(Stored dataset items)

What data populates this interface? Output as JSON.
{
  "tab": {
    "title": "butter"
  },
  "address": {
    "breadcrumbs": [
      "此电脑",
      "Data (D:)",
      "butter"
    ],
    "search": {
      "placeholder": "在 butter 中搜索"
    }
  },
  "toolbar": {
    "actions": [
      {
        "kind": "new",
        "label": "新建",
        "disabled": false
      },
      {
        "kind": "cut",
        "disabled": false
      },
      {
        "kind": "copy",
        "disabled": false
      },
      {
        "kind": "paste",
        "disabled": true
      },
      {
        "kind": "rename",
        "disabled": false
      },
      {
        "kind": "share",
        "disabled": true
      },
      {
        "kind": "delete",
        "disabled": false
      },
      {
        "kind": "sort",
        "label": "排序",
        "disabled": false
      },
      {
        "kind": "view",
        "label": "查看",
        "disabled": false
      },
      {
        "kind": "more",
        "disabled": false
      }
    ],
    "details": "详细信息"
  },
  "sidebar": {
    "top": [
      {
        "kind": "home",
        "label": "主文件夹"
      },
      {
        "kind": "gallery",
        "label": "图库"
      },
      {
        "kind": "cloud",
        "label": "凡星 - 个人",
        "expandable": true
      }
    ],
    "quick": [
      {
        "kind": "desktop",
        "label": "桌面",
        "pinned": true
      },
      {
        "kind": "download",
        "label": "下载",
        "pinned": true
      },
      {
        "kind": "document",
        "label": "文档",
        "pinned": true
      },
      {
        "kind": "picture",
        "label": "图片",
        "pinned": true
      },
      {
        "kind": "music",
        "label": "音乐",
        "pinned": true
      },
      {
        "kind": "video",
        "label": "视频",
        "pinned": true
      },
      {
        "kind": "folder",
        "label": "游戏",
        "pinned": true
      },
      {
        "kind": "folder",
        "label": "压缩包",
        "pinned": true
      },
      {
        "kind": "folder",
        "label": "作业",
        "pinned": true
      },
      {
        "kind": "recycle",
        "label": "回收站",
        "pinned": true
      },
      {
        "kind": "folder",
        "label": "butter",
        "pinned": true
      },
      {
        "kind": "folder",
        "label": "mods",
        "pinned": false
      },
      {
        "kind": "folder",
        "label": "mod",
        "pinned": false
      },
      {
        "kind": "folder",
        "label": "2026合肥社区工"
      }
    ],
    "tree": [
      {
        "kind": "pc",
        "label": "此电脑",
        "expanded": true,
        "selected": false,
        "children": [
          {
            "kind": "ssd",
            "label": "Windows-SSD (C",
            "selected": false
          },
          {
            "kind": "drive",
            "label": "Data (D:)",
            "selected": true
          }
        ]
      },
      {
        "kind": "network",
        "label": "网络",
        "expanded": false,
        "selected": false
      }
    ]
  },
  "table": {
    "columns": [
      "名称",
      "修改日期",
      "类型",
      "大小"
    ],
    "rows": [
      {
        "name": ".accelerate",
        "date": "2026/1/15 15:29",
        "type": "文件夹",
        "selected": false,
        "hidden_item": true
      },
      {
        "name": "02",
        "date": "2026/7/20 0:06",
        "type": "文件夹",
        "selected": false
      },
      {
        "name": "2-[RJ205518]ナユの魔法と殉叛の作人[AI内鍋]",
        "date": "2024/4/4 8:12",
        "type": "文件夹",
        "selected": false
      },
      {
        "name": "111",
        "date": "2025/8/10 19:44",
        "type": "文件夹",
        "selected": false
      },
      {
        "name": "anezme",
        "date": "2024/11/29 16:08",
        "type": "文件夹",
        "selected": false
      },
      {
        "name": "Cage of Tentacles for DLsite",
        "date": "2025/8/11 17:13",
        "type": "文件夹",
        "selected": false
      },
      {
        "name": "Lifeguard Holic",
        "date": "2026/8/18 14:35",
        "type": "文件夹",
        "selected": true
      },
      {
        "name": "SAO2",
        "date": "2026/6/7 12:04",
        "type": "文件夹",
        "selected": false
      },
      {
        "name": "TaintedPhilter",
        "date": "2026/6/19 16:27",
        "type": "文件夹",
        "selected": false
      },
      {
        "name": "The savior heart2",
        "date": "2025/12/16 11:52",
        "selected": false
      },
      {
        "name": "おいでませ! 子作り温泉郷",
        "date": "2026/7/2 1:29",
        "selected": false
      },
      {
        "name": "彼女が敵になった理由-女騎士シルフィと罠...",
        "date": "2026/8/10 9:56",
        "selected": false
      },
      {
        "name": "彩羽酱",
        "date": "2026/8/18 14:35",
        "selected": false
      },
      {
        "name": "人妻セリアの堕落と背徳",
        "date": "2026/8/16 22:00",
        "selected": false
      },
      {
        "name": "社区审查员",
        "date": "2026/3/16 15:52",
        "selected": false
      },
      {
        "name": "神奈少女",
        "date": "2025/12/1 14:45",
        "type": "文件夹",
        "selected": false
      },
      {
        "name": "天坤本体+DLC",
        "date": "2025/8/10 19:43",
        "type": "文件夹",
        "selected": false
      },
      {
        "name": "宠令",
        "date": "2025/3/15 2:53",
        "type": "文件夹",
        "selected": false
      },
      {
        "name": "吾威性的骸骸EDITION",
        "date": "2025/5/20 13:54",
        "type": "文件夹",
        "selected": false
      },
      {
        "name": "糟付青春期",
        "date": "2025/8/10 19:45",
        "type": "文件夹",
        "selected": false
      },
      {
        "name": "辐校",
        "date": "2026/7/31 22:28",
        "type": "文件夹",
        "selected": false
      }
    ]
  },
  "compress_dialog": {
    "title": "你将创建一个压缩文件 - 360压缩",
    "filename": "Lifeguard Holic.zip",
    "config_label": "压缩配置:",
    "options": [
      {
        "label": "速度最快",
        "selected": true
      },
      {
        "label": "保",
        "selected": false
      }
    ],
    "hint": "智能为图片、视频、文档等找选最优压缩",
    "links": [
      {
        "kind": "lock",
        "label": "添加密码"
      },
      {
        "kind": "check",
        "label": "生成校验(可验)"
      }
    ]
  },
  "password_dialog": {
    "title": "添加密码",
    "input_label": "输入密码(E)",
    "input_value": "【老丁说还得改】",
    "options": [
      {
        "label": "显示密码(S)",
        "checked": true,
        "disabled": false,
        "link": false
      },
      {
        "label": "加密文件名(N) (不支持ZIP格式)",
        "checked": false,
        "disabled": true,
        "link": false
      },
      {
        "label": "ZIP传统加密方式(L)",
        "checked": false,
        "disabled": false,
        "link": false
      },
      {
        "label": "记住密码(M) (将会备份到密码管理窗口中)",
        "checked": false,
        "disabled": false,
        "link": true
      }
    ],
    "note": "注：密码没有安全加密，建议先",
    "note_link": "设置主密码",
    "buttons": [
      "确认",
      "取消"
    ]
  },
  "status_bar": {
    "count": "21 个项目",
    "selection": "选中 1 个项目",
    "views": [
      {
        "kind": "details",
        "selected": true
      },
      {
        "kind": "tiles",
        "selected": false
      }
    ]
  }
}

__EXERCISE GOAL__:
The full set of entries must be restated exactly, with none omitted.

__YOUR SOLUTION__:
What data populates this interface? Output as JSON.
{
  "tab": {
    "title": "butter"
  },
  "address": {
    "breadcrumbs": [
      "此电脑",
      "Data (D:)",
      "butter"
    ],
    "search": {
      "placeholder": "在 butter 中搜索"
    }
  },
  "toolbar": {
    "actions": [
      {
        "kind": "new",
        "label": "新建",
        "disabled": false
      },
      {
        "kind": "cut",
        "disabled": false
      },
      {
        "kind": "copy",
        "disabled": false
      },
      {
        "kind": "paste",
        "disabled": true
      },
      {
        "kind": "rename",
        "disabled": false
      },
      {
        "kind": "share",
        "disabled": true
      },
      {
        "kind": "delete",
        "disabled": false
      },
      {
        "kind": "sort",
        "label": "排序",
        "disabled": false
      },
      {
        "kind": "view",
        "label": "查看",
        "disabled": false
      },
      {
        "kind": "more",
        "disabled": false
      }
    ],
    "details": "详细信息"
  },
  "sidebar": {
    "top": [
      {
        "kind": "home",
        "label": "主文件夹"
      },
      {
        "kind": "gallery",
        "label": "图库"
      },
      {
        "kind": "cloud",
        "label": "凡星 - 个人",
        "expandable": true
      }
    ],
    "quick": [
      {
        "kind": "desktop",
        "label": "桌面",
        "pinned": true
      },
      {
        "kind": "download",
        "label": "下载",
        "pinned": true
      },
      {
        "kind": "document",
        "label": "文档",
        "pinned": true
      },
      {
        "kind": "picture",
        "label": "图片",
        "pinned": true
      },
      {
        "kind": "music",
        "label": "音乐",
        "pinned": true
      },
      {
        "kind": "video",
        "label": "视频",
        "pinned": true
      },
      {
        "kind": "folder",
        "label": "游戏",
        "pinned": true
      },
      {
        "kind": "folder",
        "label": "压缩包",
        "pinned": true
      },
      {
        "kind": "folder",
        "label": "作业",
        "pinned": true
      },
      {
        "kind": "recycle",
        "label": "回收站",
        "pinned": true
      },
      {
        "kind": "folder",
        "label": "butter",
        "pinned": true
      },
      {
        "kind": "folder",
        "label": "mods",
        "pinned": false
      },
      {
        "kind": "folder",
        "label": "mod",
        "pinned": false
      },
      {
        "kind": "folder",
        "label": "2026合肥社区工"
      }
    ],
    "tree": [
      {
        "kind": "pc",
        "label": "此电脑",
        "expanded": true,
        "selected": false,
        "children": [
          {
            "kind": "ssd",
            "label": "Windows-SSD (C",
            "selected": false
          },
          {
            "kind": "drive",
            "label": "Data (D:)",
            "selected": true
          }
        ]
      },
      {
        "kind": "network",
        "label": "网络",
        "expanded": false,
        "selected": false
      }
    ]
  },
  "table": {
    "columns": [
      "名称",
      "修改日期",
      "类型",
      "大小"
    ],
    "rows": [
      {
        "name": ".accelerate",
        "date": "2026/1/15 15:29",
        "type": "文件夹",
        "selected": false,
        "hidden_item": true
      },
      {
        "name": "02",
        "date": "2026/7/20 0:06",
        "type": "文件夹",
        "selected": false
      },
      {
        "name": "2-[RJ205518]ナユの魔法と殉叛の作人[AI内鍋]",
        "date": "2024/4/4 8:12",
        "type": "文件夹",
        "selected": false
      },
      {
        "name": "111",
        "date": "2025/8/10 19:44",
        "type": "文件夹",
        "selected": false
      },
      {
        "name": "anezme",
        "date": "2024/11/29 16:08",
        "type": "文件夹",
        "selected": false
      },
      {
        "name": "Cage of Tentacles for DLsite",
        "date": "2025/8/11 17:13",
        "type": "文件夹",
        "selected": false
      },
      {
        "name": "Lifeguard Holic",
        "date": "2026/8/18 14:35",
        "type": "文件夹",
        "selected": true
      },
      {
        "name": "SAO2",
        "date": "2026/6/7 12:04",
        "type": "文件夹",
        "selected": false
      },
      {
        "name": "TaintedPhilter",
        "date": "2026/6/19 16:27",
        "type": "文件夹",
        "selected": false
      },
      {
        "name": "The savior heart2",
        "date": "2025/12/16 11:52",
        "selected": false
      },
      {
        "name": "おいでませ! 子作り温泉郷",
        "date": "2026/7/2 1:29",
        "selected": false
      },
      {
        "name": "彼女が敵になった理由-女騎士シルフィと罠...",
        "date": "2026/8/10 9:56",
        "selected": false
      },
      {
        "name": "彩羽酱",
        "date": "2026/8/18 14:35",
        "selected": false
      },
      {
        "name": "人妻セリアの堕落と背徳",
        "date": "2026/8/16 22:00",
        "selected": false
      },
      {
        "name": "社区审查员",
        "date": "2026/3/16 15:52",
        "selected": false
      },
      {
        "name": "神奈少女",
        "date": "2025/12/1 14:45",
        "type": "文件夹",
        "selected": false
      },
      {
        "name": "天坤本体+DLC",
        "date": "2025/8/10 19:43",
        "type": "文件夹",
        "selected": false
      },
      {
        "name": "宠令",
        "date": "2025/3/15 2:53",
        "type": "文件夹",
        "selected": false
      },
      {
        "name": "吾威性的骸骸EDITION",
        "date": "2025/5/20 13:54",
        "type": "文件夹",
        "selected": false
      },
      {
        "name": "糟付青春期",
        "date": "2025/8/10 19:45",
        "type": "文件夹",
        "selected": false
      },
      {
        "name": "辐校",
        "date": "2026/7/31 22:28",
        "type": "文件夹",
        "selected": false
      }
    ]
  },
  "compress_dialog": {
    "title": "你将创建一个压缩文件 - 360压缩",
    "filename": "Lifeguard Holic.zip",
    "config_label": "压缩配置:",
    "options": [
      {
        "label": "速度最快",
        "selected": true
      },
      {
        "label": "保",
        "selected": false
      }
    ],
    "hint": "智能为图片、视频、文档等找选最优压缩",
    "links": [
      {
        "kind": "lock",
        "label": "添加密码"
      },
      {
        "kind": "check",
        "label": "生成校验(可验)"
      }
    ]
  },
  "password_dialog": {
    "title": "添加密码",
    "input_label": "输入密码(E)",
    "input_value": "【老丁说还得改】",
    "options": [
      {
        "label": "显示密码(S)",
        "checked": true,
        "disabled": false,
        "link": false
      },
      {
        "label": "加密文件名(N) (不支持ZIP格式)",
        "checked": false,
        "disabled": true,
        "link": false
      },
      {
        "label": "ZIP传统加密方式(L)",
        "checked": false,
        "disabled": false,
        "link": false
      },
      {
        "label": "记住密码(M) (将会备份到密码管理窗口中)",
        "checked": false,
        "disabled": false,
        "link": true
      }
    ],
    "note": "注：密码没有安全加密，建议先",
    "note_link": "设置主密码",
    "buttons": [
      "确认",
      "取消"
    ]
  },
  "status_bar": {
    "count": "21 个项目",
    "selection": "选中 1 个项目",
    "views": [
      {
        "kind": "details",
        "selected": true
      },
      {
        "kind": "tiles",
        "selected": false
      }
    ]
  }
}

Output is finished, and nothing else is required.